After a week, Director of Strategic Communications and Community Relations Kelly Ricaurte set up a meeting with Guthorn. Ricaurte was present during the interview.
Guthorn said there are two circumstances in which the incident won’t be logged. She said, “One of them is if it would compromise the health and safety of the reporting person, and the second one is if putting it public would interfere or compromise an investigation.”
Guthorn did say that in regards to whether there was a tweet about the sexual assault, it should be directed to Ricaurte.
Ricaurte said that the tweet was taken down since Twitter only allots 140 characters and a circumstance of this gravity requires more context.
Guthorn said that it’s really a balancing act of informing the general public, but also about keeping those involved safe. In this particular case, she didn’t comment on if the log had been taken down from Twitter after futher investigation revealed it was nowhere to be found.
“Giving the location and the topic of the crime entry is what we’re required to do by law. But again, providing more context helps people get more information so they know whether or not to be concerned,” she said. She explained that giving more context can help to avoid assumptions about who the victim or the perpetrator was.
“There’s a lot of media attention on crime, a lot of shows that sometimes people want to be their own investigator and try to put facts and patterns together, but they don’t always necessarily go together,” she said.
Guthorn said it’s “really unusual” for students to be in immediate danger if a sexual assault is reported. “We usually get them after the fact and sometimes well after the fact,” she said. She said there are many reasons why someone might not report an incident immediately or even at all, sometimes because they don’t want to get anyone in trouble, are embarrassed or have been threatened.

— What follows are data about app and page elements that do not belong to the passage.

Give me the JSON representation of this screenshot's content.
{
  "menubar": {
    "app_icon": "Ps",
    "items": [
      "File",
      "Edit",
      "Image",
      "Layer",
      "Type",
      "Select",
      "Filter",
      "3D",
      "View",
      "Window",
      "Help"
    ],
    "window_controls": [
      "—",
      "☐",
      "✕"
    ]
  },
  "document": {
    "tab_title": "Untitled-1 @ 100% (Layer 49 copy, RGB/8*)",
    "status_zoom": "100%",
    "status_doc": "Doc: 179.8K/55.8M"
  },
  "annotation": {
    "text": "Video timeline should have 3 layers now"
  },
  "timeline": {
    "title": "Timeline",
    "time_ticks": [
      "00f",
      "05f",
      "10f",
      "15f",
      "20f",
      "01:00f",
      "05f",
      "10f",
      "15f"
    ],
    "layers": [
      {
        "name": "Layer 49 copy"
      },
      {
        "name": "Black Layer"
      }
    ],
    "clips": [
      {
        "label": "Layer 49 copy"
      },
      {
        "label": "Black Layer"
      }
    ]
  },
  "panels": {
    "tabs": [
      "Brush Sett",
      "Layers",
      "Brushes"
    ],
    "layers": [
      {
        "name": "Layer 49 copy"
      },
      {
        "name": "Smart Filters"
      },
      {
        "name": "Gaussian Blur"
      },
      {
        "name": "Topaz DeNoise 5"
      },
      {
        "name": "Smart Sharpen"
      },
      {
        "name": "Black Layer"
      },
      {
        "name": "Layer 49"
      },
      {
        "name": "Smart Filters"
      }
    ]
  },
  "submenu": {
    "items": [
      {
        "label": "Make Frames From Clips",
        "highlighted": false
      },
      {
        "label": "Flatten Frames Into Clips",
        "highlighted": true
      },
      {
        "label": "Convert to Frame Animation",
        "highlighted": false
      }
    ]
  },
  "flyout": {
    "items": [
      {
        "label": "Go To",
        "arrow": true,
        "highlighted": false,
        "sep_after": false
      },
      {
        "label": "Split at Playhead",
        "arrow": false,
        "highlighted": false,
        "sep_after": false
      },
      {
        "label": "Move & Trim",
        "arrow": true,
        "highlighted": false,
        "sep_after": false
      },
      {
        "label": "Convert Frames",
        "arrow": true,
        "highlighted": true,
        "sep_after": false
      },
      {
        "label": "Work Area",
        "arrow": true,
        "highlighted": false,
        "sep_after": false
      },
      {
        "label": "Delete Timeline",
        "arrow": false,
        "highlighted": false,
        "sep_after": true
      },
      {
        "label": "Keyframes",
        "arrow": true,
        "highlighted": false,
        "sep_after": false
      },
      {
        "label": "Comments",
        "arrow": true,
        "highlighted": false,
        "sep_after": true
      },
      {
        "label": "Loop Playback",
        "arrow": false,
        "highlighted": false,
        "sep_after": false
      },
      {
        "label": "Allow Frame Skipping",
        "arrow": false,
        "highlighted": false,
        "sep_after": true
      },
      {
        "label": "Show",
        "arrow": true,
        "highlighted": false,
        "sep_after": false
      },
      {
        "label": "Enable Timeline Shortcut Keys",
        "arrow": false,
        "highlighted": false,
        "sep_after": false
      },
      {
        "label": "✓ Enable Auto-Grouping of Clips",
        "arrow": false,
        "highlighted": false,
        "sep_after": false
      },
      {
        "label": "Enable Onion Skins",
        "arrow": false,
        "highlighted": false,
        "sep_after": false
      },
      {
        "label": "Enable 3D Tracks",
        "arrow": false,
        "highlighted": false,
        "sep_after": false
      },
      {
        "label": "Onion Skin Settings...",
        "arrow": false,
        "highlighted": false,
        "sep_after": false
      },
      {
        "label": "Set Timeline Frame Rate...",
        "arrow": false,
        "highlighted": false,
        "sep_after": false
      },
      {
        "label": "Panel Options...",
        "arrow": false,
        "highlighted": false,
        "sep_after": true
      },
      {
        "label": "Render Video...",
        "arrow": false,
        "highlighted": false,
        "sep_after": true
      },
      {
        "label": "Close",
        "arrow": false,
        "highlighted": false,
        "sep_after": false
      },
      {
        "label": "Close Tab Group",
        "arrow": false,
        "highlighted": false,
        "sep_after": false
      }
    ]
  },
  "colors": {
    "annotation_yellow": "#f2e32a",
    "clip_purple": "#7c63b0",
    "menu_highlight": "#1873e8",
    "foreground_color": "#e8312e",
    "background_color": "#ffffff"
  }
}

She said if a student is embarrassed because she or he was drinking, “that doesn’t mean they were to blame.”
“This is about the victim holding themselves responsible and they’re really not. The person who decided to sexually assault them is responsible,” she said. Guthorn said Campus Safety’s focus is to help students regain normalcy after an incident has occurred.
She continued, “We will take reports that happened in previous years, that happened off campus. Our main concern is to assist the student and connect them with support services.
Title IX Discrimination and Harassment Coordinator Jeff Maher said these services include making academic accommodations or potentially involving others such as Keene’s police department or the counseling center.
“Everything that we have in place and everything that we’re doing is designed to support a culture of reporting, so that people feel comfortable coming forward, knowing the college is going to respond to this in a thorough, responsible [and] reliable way,” he said.
“Really the most important thing to recognize is that the college’s response…are on a case-by-case basis,” he explained.
However, he said they always investigate an incident. “We believe the college has to respond to an incident even against the wishes of the alleged victim,” he said.
Maher said this isn’t meant to offend or hurt the victim, but rather to do two things: prevent further crimes from occurring and support all students.
“The college has to be concerned for the safety of the entire campus,” he said. Maher said this is why programs such as ‘No Zebras, No Excuses’ are incorporated in students’ lives. “No Zebras is really the cornerstone of our prevention efforts,” he said. He explained bystander intervention is huge, and that by educating the first-year students early on it can encourage them to act for each other’s safety. Maher said, “What is most effective in preventing sexual assaults from occurring is bystander intervention. If you see something and you step-up and say something, you may have just prevented an assault from happening.”
Dorothy England can be contacted at email@example.com